Thirty-four of the players above spent at least 3 years in the Twins system. That is a strong record.
A young player who is looking to sign a contract should indeed speak to as many players and their families as possible. Especially Matty Williams. He is honest and fair. He will tell you of the advantages and disadvantages. I would imagine that he is quite proud of his career with the Twins—I know that I am proud of him. He is exactly the type of person we try to bring into the Twins organization. He had a successful Minor League career with the Twins. I wish “The Professor” all the best—I hope he hooks up with another team and pitches in the Major Leagues. No matter what he goes into, he will be successful, of that I am certain.
Matthew Williams [Blue Sox] is now a minor league free agent who first signed with the Twins as a 16yr old in 2004. He has not been offered a contract for 2011. In 6 seasons with the Twins the 23yr old reached AA in 2010 pitching in relief in 26 games and starting in 2 for a W2-3 record with a 5.23 ERA. His lifetime stats are W21-14, 3.25 ERA.
No doubt both Sydney and Canberra were wishing they had Adelaide’s luck this weekend when the Bite were victims of Brisbane’s downpours and had two games washed out. The Bite went home having split the series with the Bandits 1-1 which was somewhat of a relief to the SA boys after their whitewash in Canberra last week.
Not so lucky on the road were the Cavalry and former League Leaders Blue Sox. Both got a bit of a mauling by the home side. Just to prove that nothing can be certain in sport the Canberra boys experienced the reverse of last week’s white wash when they went down 4-0 with the Heat outscoring the visitors 27-3. That’s about as embarrassing a white wash as you can get. No doubt it was a pretty sombre flight back to the Nation’s Capital although game 3 on Saturday would have given them some small comfort, going down 1-2 against the now League Leading Heat. They are still 0-10 on the road and pretty much out of the race for the play offs.
Sydney had a tough time in Melbourne going down 4 -1 in a 5 game series that included a postponed game from BOP last week with the Aces outscoring the Blue Sox 44-22. We have known all this season that the Sydney offense was lacking with little action coming from their big hitters especially with runners in scoring position. Sydney have the worst batting average in the League and its been their outstanding starting pitching that has kept them in the games so far. This weekend it was their bullpen that imploded with Paul Anderson and Aaron Sookee in particular taking a shellacking. The Sydney relievers gave up 24ER and 35H as well as 13BB in 15 innings of work. Clearly Glen Williams will be looking around for more effectiveness from his bullpen, Matt Williams was missing from the Melbourne games as was Shane Benson and he can only hope that some of the other Sydney Pro’s such as Brad Tippett [Twins], Alessio Angelucci [Padres], Tim Stanford [Rangers] and Adam O’Neill [Mets] will soon be available to fill the gap.

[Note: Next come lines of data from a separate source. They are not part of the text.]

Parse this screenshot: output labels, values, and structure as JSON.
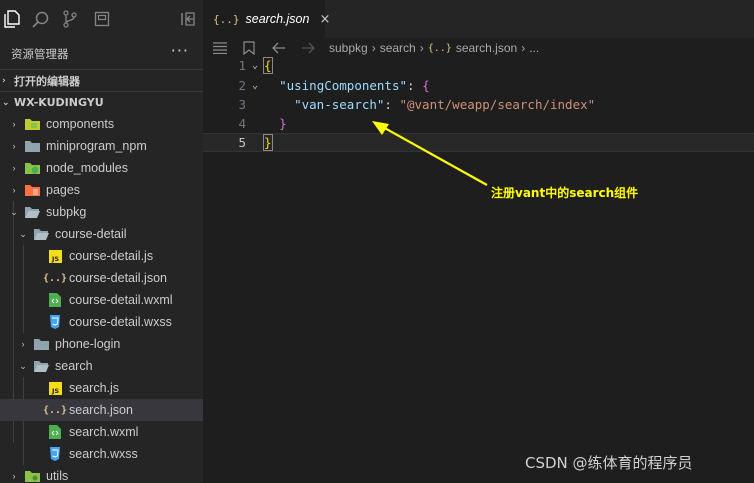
{
  "activity_bar": {
    "icons": [
      "files-icon",
      "search-icon",
      "source-control-icon",
      "extensions-icon",
      "toggle-panel-icon"
    ]
  },
  "explorer": {
    "title": "资源管理器",
    "more": "···",
    "open_editors_label": "打开的编辑器",
    "workspace_label": "WX-KUDINGYU",
    "tree": [
      {
        "label": "components",
        "kind": "folder-components",
        "depth": 1,
        "chevron": "›"
      },
      {
        "label": "miniprogram_npm",
        "kind": "folder",
        "depth": 1,
        "chevron": "›"
      },
      {
        "label": "node_modules",
        "kind": "folder-node",
        "depth": 1,
        "chevron": "›"
      },
      {
        "label": "pages",
        "kind": "folder-pages",
        "depth": 1,
        "chevron": "›"
      },
      {
        "label": "subpkg",
        "kind": "folder-open",
        "depth": 1,
        "chevron": "⌄"
      },
      {
        "label": "course-detail",
        "kind": "folder-open",
        "depth": 2,
        "chevron": "⌄"
      },
      {
        "label": "course-detail.js",
        "kind": "js",
        "depth": 3,
        "chevron": ""
      },
      {
        "label": "course-detail.json",
        "kind": "json",
        "depth": 3,
        "chevron": ""
      },
      {
        "label": "course-detail.wxml",
        "kind": "wxml",
        "depth": 3,
        "chevron": ""
      },
      {
        "label": "course-detail.wxss",
        "kind": "wxss",
        "depth": 3,
        "chevron": ""
      },
      {
        "label": "phone-login",
        "kind": "folder",
        "depth": 2,
        "chevron": "›"
      },
      {
        "label": "search",
        "kind": "folder-open",
        "depth": 2,
        "chevron": "⌄"
      },
      {
        "label": "search.js",
        "kind": "js",
        "depth": 3,
        "chevron": ""
      },
      {
        "label": "search.json",
        "kind": "json",
        "depth": 3,
        "chevron": "",
        "selected": true
      },
      {
        "label": "search.wxml",
        "kind": "wxml",
        "depth": 3,
        "chevron": ""
      },
      {
        "label": "search.wxss",
        "kind": "wxss",
        "depth": 3,
        "chevron": ""
      },
      {
        "label": "utils",
        "kind": "folder-utils",
        "depth": 1,
        "chevron": "›"
      }
    ]
  },
  "tab": {
    "icon": "{..}",
    "label": "search.json",
    "close": "×"
  },
  "breadcrumb": {
    "items": [
      "subpkg",
      "search",
      "search.json",
      "..."
    ],
    "json_icon": "{..}"
  },
  "code": {
    "lines": [
      {
        "num": "1",
        "fold": "⌄"
      },
      {
        "num": "2",
        "fold": "⌄"
      },
      {
        "num": "3",
        "fold": ""
      },
      {
        "num": "4",
        "fold": ""
      },
      {
        "num": "5",
        "fold": ""
      }
    ],
    "key_using": "\"usingComponents\"",
    "key_van": "\"van-search\"",
    "val_van": "\"@vant/weapp/search/index\""
  },
  "annotation": {
    "text": "注册vant中的search组件",
    "color": "#ffff00"
  },
  "watermark": "CSDN @练体育的程序员",
  "colors": {
    "sidebar_bg": "#252526",
    "editor_bg": "#1e1e1e",
    "selected_bg": "#37373d",
    "key": "#9cdcfe",
    "string": "#ce9178",
    "brace_gold": "#ffd700",
    "brace_purple": "#da70d6"
  }
}
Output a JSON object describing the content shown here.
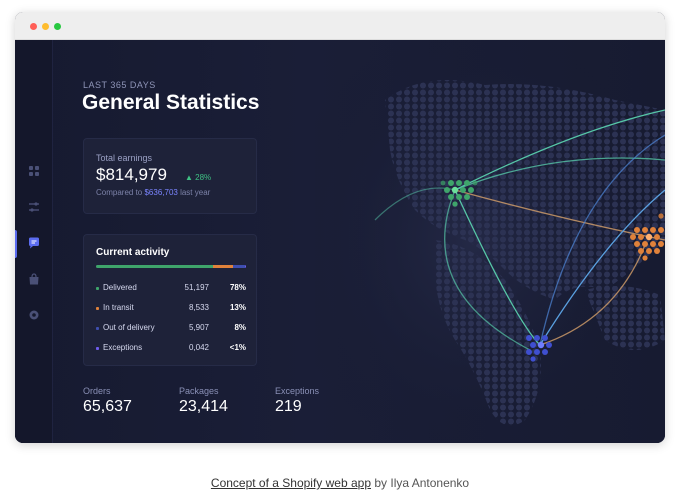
{
  "window": {
    "traffic_lights": [
      "#ff5f57",
      "#febc2e",
      "#28c840"
    ]
  },
  "sidebar": {
    "items": [
      {
        "icon": "grid-icon"
      },
      {
        "icon": "sliders-icon"
      },
      {
        "icon": "chat-icon",
        "active": true
      },
      {
        "icon": "bag-icon"
      },
      {
        "icon": "gear-icon"
      }
    ]
  },
  "header": {
    "kicker": "LAST 365 DAYS",
    "title": "General Statistics"
  },
  "earnings": {
    "label": "Total earnings",
    "value": "$814,979",
    "delta": "▲ 28%",
    "compare_prefix": "Compared to ",
    "compare_value": "$636,703",
    "compare_suffix": " last year"
  },
  "activity": {
    "title": "Current activity",
    "rows": [
      {
        "label": "Delivered",
        "count": "51,197",
        "percent": "78%",
        "color": "#3fa56b"
      },
      {
        "label": "In transit",
        "count": "8,533",
        "percent": "13%",
        "color": "#e0823b"
      },
      {
        "label": "Out of delivery",
        "count": "5,907",
        "percent": "8%",
        "color": "#3f4fb0"
      },
      {
        "label": "Exceptions",
        "count": "0,042",
        "percent": "<1%",
        "color": "#6f5df0"
      }
    ],
    "bar_segments": [
      0.78,
      0.13,
      0.08,
      0.01
    ]
  },
  "stats": [
    {
      "label": "Orders",
      "value": "65,637"
    },
    {
      "label": "Packages",
      "value": "23,414"
    },
    {
      "label": "Exceptions",
      "value": "219"
    }
  ],
  "caption": {
    "link_text": "Concept of a Shopify web app",
    "suffix": " by Ilya Antonenko"
  }
}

So after the weekend the standings have changed with the Heat taking the lead over the Blue Sox. Whilst the two leading teams are still the likely finalists Adelaide and Brisbane do have strong hitting and Melbourne showed this weekend that they can beat the best. Next weekend’s round should see Perth consolidate their No 1 position with games against the Cavalry in Canberra, whilst Sydney slug it out at Norwood Oval and Melbourne make up two postponed games in Canberra and then play a mid week series against Brisbane.